Middlebury Butts Out, Too
Bars in Middlebury go smoke-free this Saturday, just as the Vermont Legislature takes final action on an even broader smoking ban.
Local residents have expressed overwhelming support for the Middlebury measure. They voted 706-200 on Town Meeting Day in favor of a proposal to stub out smoking in bars open to the public. The six-member Select Board then unanimously enacted the ordinance.
Because Middlebury is the first town outside the Burlington area to take such a step, its move has had an important influence on lawmakers' attitudes, says Laura Parkinson, director of the Coalition for a Tobacco-Free Vermont. "Initially," she says, "a lot of legislators thought, 'Oh, it's just Chittenden County. Things are different there.'" Burlington, South Burlington, Williston and Winooski have all forbidden smoking in bars.
Feeling the weight of public opinion, two of the four affected establishments in Middlebury didn't wait for the May 21 deadline to impose their own smoking bans. The bars report no negative effects on business, with many patrons responding positively.
Two Brothers Tavern on Main Street "has gained some new faces, while customers old and new now tend to stay longer than they used to," says general manager Megan Brady.

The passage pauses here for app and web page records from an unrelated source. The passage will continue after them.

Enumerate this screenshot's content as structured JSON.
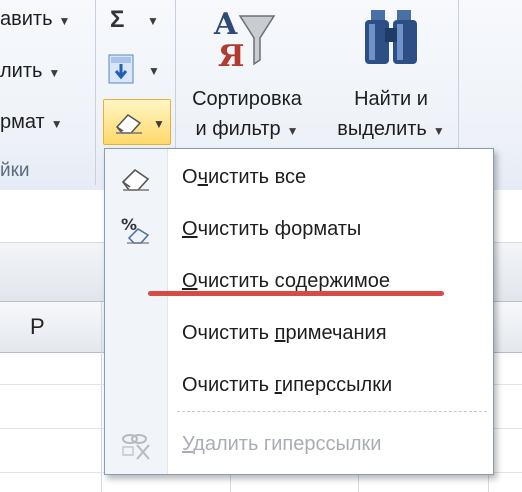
{
  "ribbon": {
    "cells_group": {
      "insert_label": "авить",
      "delete_label": "лить",
      "format_label": "рмат",
      "group_label": "йки"
    },
    "editing": {
      "sort_label_line1": "Сортировка",
      "sort_label_line2": "и фильтр",
      "find_label_line1": "Найти и",
      "find_label_line2": "выделить"
    }
  },
  "sheet": {
    "column_letter": "P"
  },
  "clear_menu": {
    "items": [
      {
        "pre": "О",
        "key": "ч",
        "post": "истить все",
        "icon": "eraser-icon",
        "enabled": true
      },
      {
        "pre": "",
        "key": "О",
        "post": "чистить форматы",
        "icon": "clear-formats-icon",
        "enabled": true
      },
      {
        "pre": "",
        "key": "О",
        "post": "чистить содержимое",
        "icon": "none",
        "enabled": true
      },
      {
        "pre": "Очистить ",
        "key": "п",
        "post": "римечания",
        "icon": "none",
        "enabled": true
      },
      {
        "pre": "Очистить ",
        "key": "г",
        "post": "иперссылки",
        "icon": "none",
        "enabled": true
      },
      {
        "pre": "",
        "key": "У",
        "post": "далить гиперссылки",
        "icon": "remove-hyperlinks-icon",
        "enabled": false
      }
    ]
  },
  "colors": {
    "highlight_underline": "#d64a48",
    "active_button": "#ffd86a"
  }
}
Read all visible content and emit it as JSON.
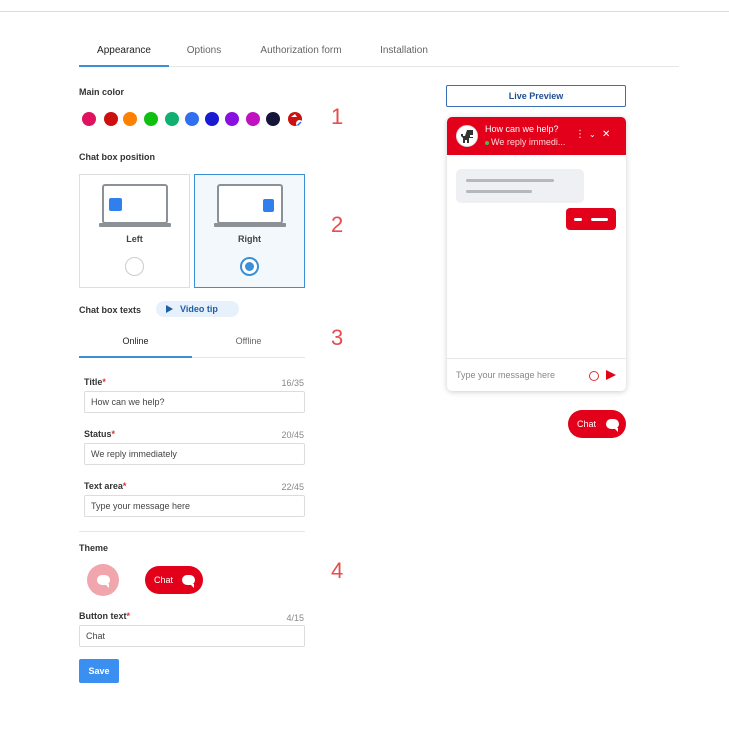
{
  "tabs": [
    "Appearance",
    "Options",
    "Authorization form",
    "Installation"
  ],
  "main_color": {
    "label": "Main color",
    "swatches": [
      "#e0115f",
      "#cc1010",
      "#ff7f00",
      "#10c010",
      "#10b070",
      "#2f6ff0",
      "#1a1ad0",
      "#8a10e0",
      "#c010c0",
      "#15153a"
    ],
    "selected": "#cc1010"
  },
  "steps": [
    "1",
    "2",
    "3",
    "4"
  ],
  "position": {
    "label": "Chat box position",
    "options": [
      "Left",
      "Right"
    ],
    "selected": "Right"
  },
  "texts": {
    "label": "Chat box texts",
    "video_tip": "Video tip",
    "tabs": [
      "Online",
      "Offline"
    ],
    "fields": [
      {
        "label": "Title",
        "counter": "16/35",
        "value": "How can we help?"
      },
      {
        "label": "Status",
        "counter": "20/45",
        "value": "We reply immediately"
      },
      {
        "label": "Text area",
        "counter": "22/45",
        "value": "Type your message here"
      }
    ]
  },
  "theme": {
    "label": "Theme",
    "pill_text": "Chat"
  },
  "button_text": {
    "label": "Button text",
    "counter": "4/15",
    "value": "Chat"
  },
  "save": "Save",
  "preview": {
    "live_preview": "Live Preview",
    "title": "How can we help?",
    "status": "We reply immedi...",
    "input_placeholder": "Type your message here",
    "launcher": "Chat"
  }
}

Mister Up's on Bakery Lane has also come out ahead. "You'll hear some smokers' opinions -- how it isn't right to do this -- but we get a lot more positive comments," says general manager Vanessa Riena.
Bar-going smokers will soon have no choice but to step outside if they want to light up. The Senate is expected to give its approval May 18 to a House-passed bill banning smoking in private clubs as well as in public bars throughout the state. Gov. James Douglas has indicated he will sign the measure, making Vermont the ninth state in the country to enact such a broad ban.
The legislation ends exemptions contained in a 1993 Vermont law that prohibits smoking in restaurants but not in private clubs or in public bars that earn more than half their revenue from liquor sales.
Opponents of the ban on smoking in private establishments argue that the state has no right to supercede rules set by members of private organizations such as the American Legion, Veterans of Foreign Wars and groups such as the Masons and Elks. But supporters of the legislation say the state's duty to protect workers' health should take precedence. The Coalition for a Tobacco-Free Vermont estimates that a bartender working an eight-hour shift inhales the equivalent of 10 cigarettes in the form of second-hand smoke. About 820 Vermonters died last year from smoking-related diseases, the coalition adds.
Two Brothers manager Brady says of her bar's self-imposed smoking ban, "Our employees are thrilled. Even smokers really prefer working in a smoke-free atmosphere."
The Vermont campaign against smoking won't come to an end following the legislature's expected action this week. Next on the agenda, Parkinson says, is an effort to raise the state tax on cigarettes to $1.50 from its current level of $1.19, which would put the price of a pack well over $5.